Thursday February 2, 2023
Rodney Wells, a stepfather, and RowVaughn Wells a mother of Tyre Nichols, a young Black man who was killed during a traffic stop by Memphis police officers, take the stage with their attorney Ben Crump, during a news conference at Mt. Olive Cathedral CME Church in Memphis, Tennessee, U.S., January 27, 2023. REUTERS/Alyssa Pointer
Civil rights leaders, family and friends came together in a Memphis church Wednesday to bid farewell to Tyre Nichols, the 29-year-old African American whose fatal beating by police
shocked the nation -- and triggered urgent calls for reform.
"We mourn with you, and the people of our country mourn with you," Vice President Kamala Harris told the young man's family during a rousing service punctuated by gospel music and emotional speeches.
Anger is still simmering over Nichols' death on January 10, three days after he was beaten and kicked in a traffic stop by five Black police officers -- rekindling a national debate about brutality in law enforcement.
Calling out the officers over the deadly "act of violence," Harris urged Congress to pass a stalled reform bill named for George Floyd, whose murder by police in 2020 ignited waves of unrest across the country and beyond.
Speaking though tears, Nichols' mother RowVaughn Wells joined Harris in calling on lawmakers to act -- flanked by the veteran civil rights leader Al Sharpton who delivered the eulogy for her son.
"We need to take some action," Wells said. "Because if we don't, the next child that dies -- that blood is going to be on their hands."
During the ceremony, Nichols was remembered as "a beautiful soul, a son, a father, a brother, a friend, a human being, gone too soon," in the words of Reverend J. Lawrence Turner.

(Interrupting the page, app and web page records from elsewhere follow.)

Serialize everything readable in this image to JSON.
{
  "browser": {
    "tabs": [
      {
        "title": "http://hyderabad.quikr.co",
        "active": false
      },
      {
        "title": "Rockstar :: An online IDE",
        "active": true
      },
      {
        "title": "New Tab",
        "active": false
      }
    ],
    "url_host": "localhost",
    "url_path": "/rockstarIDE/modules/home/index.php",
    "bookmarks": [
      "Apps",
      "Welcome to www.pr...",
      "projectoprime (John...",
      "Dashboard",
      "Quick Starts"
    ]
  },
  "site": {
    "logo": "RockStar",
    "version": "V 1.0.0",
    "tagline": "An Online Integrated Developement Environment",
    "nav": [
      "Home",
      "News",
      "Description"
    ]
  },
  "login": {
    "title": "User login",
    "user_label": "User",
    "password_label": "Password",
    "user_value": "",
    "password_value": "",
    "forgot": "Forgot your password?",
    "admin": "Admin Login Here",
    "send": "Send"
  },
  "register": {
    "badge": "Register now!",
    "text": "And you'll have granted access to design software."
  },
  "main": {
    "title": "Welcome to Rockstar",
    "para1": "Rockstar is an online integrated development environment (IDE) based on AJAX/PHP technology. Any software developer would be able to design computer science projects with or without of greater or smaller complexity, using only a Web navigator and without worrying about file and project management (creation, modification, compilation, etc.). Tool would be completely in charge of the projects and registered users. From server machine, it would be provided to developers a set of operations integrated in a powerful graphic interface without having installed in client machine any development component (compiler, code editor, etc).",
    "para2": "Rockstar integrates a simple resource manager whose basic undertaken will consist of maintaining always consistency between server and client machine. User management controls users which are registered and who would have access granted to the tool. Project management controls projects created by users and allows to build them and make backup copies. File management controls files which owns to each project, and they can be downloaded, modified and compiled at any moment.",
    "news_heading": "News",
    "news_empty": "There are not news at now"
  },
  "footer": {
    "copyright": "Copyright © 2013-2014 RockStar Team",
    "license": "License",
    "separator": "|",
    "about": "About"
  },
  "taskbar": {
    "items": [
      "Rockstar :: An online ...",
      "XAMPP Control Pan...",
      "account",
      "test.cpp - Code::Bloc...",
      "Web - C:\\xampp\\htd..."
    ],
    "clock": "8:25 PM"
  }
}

Mourners were shown pictures shot by the young man, a keen photographer, as well as clips of him skateboarding -- another passion.
"All I want is my baby brother back," said Keyana Dixon, his older sister, who noted that even as he was being beaten by police her brother remained polite asking them to "Please stop."
Another relative read a poem inspired by the excruciating footage of his fatal encounter with police, titled "I'm Just Trying To Go Home."
In a sign of the far-reaching resonance of Nichols' death, Harris was joined at the funeral by the director Spike Lee, and by relatives of other Black victims of police violence, including George Floyd's brother Philonise Floyd.
Also present was Tamika Palmer, the mother of Breonna Taylor, who was killed in a botched raid on her Kentucky home in 2020.
Like Floyd, Taylor has since become one of the icons of the Black Lives Matter movement seeking police reform and racial justice.
Nichols was arrested by members of a special police unit called Scorpion in Memphis on 7 January for what police said was a traffic violation.
He was beaten viciously, as recorded in body camera and security camera footage that triggered national outrage when it was made public last week.
The five officers involved have been fired and are facing murder charges. Two others along with three firefighters have been suspended as the investigation continues.
In his eulogy, Sharpton said the officers had betrayed the spirit of the movement led by Martin Luther King, who was shot dead in a racist attack in Memphis in 1968.
African Americans would never have been hired by Memphis police without the campaign led by King, said Sharpton.
"People had to march and go to jail and some lost their lives to open the doors for you. And how dare you act like that sacrifice was for nothing?"
"You don't fight crime by becoming criminals yourself," he said. "You don't stand up to thugs in the street becoming thugs yourself."
Sharpton also argued that Nichols' race was a factor in how police treated him, saying the officers would not have subjected a white person to such a beating.
City data published by The New York Times showed that while Black residents make up two-thirds of the population of Memphis, since 2016 they had accounted for 86 percent of encounters in which police used force.
President Joe Biden had also reached out to Nichols' family ahead of the funeral, declaring himself "outraged and deeply pained" by his death.
Like Harris, the president has renewed calls for police reform -- which he is set to discuss at the White House on Thursday with members of the Congressional Black Caucus.
As Nichols' funeral took place, a new uproar was building over a bystander video from Los Angeles that appears to show the moments before police officers shot dead a double amputee, an African American, as he fled on his stumps.
The officers involved said they were responding to reports of an unprovoked stabbing carried out by a man in a wheelchair.